:: TRY IT ::
In the data beneath this task, how many lines contain "JSON"? Answer with the number only.

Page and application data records

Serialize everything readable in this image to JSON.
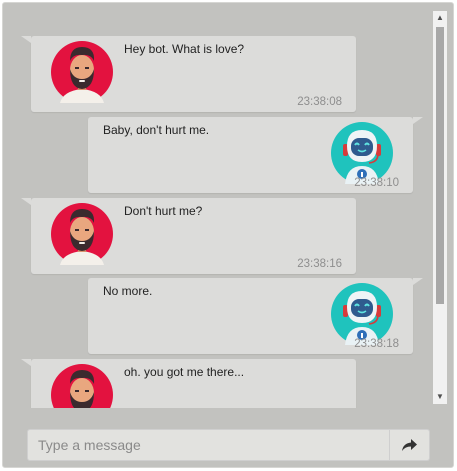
{
  "messages": [
    {
      "sender": "user",
      "text": "Hey bot. What is love?",
      "time": "23:38:08"
    },
    {
      "sender": "bot",
      "text": "Baby, don't hurt me.",
      "time": "23:38:10"
    },
    {
      "sender": "user",
      "text": "Don't hurt me?",
      "time": "23:38:16"
    },
    {
      "sender": "bot",
      "text": "No more.",
      "time": "23:38:18"
    },
    {
      "sender": "user",
      "text": "oh. you got me there...",
      "time": ""
    }
  ],
  "composer": {
    "placeholder": "Type a message",
    "send_icon": "share-arrow-icon"
  },
  "colors": {
    "background": "#c2c2bf",
    "bubble": "#dcdcda",
    "user_avatar_bg": "#e3123f",
    "bot_avatar_bg": "#1fc3bd",
    "bot_accent": "#d63b3b"
  }
}
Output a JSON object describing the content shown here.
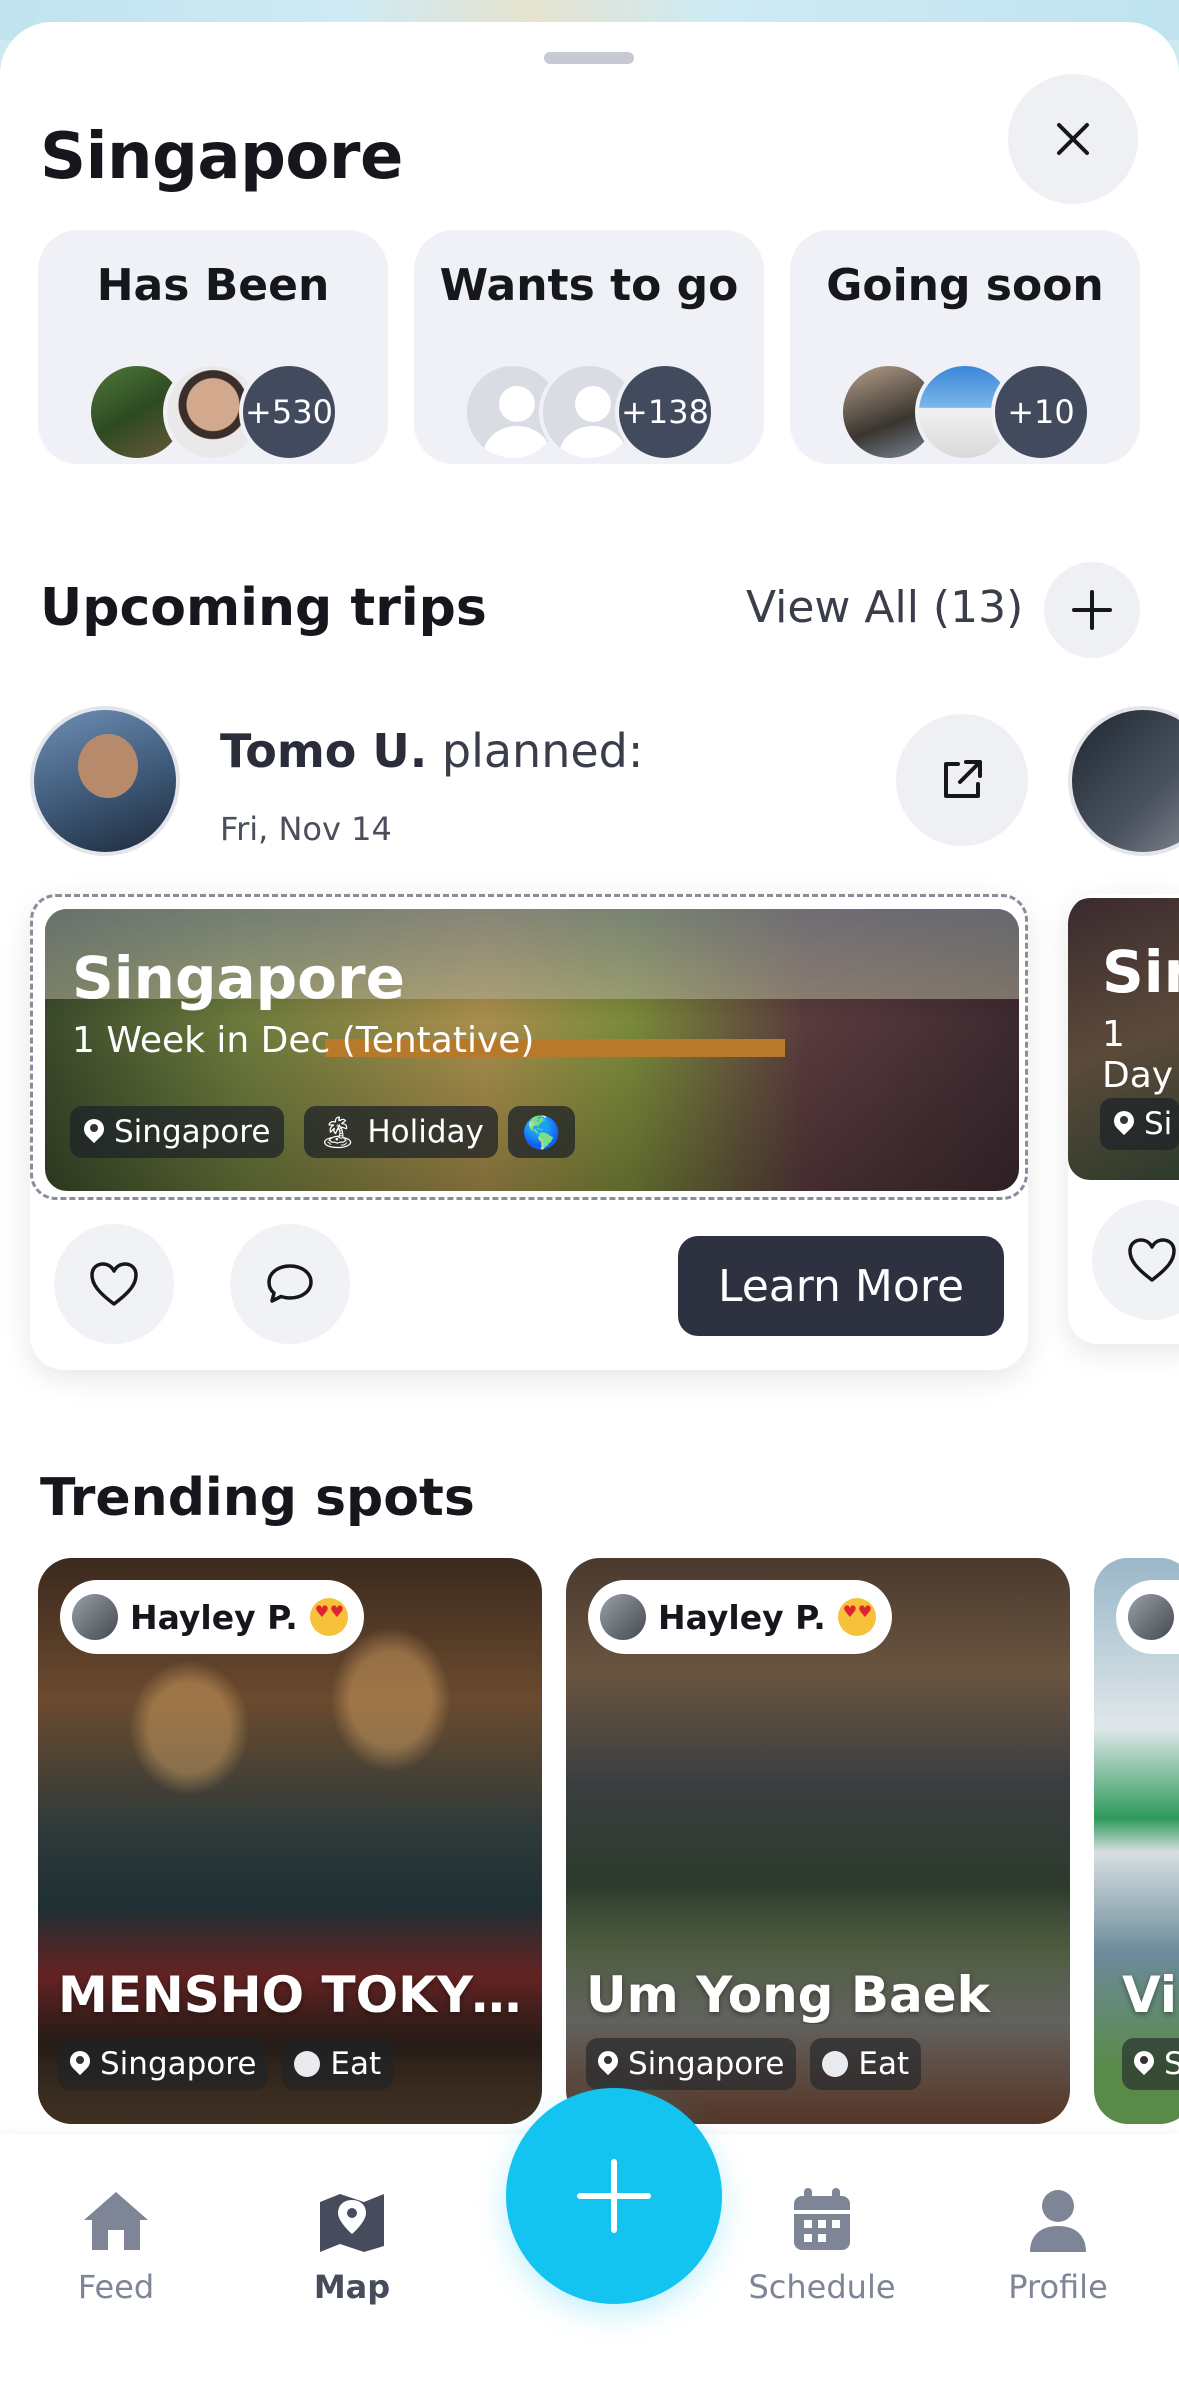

:: SOLUTION TO THIS PROBLEM ::
2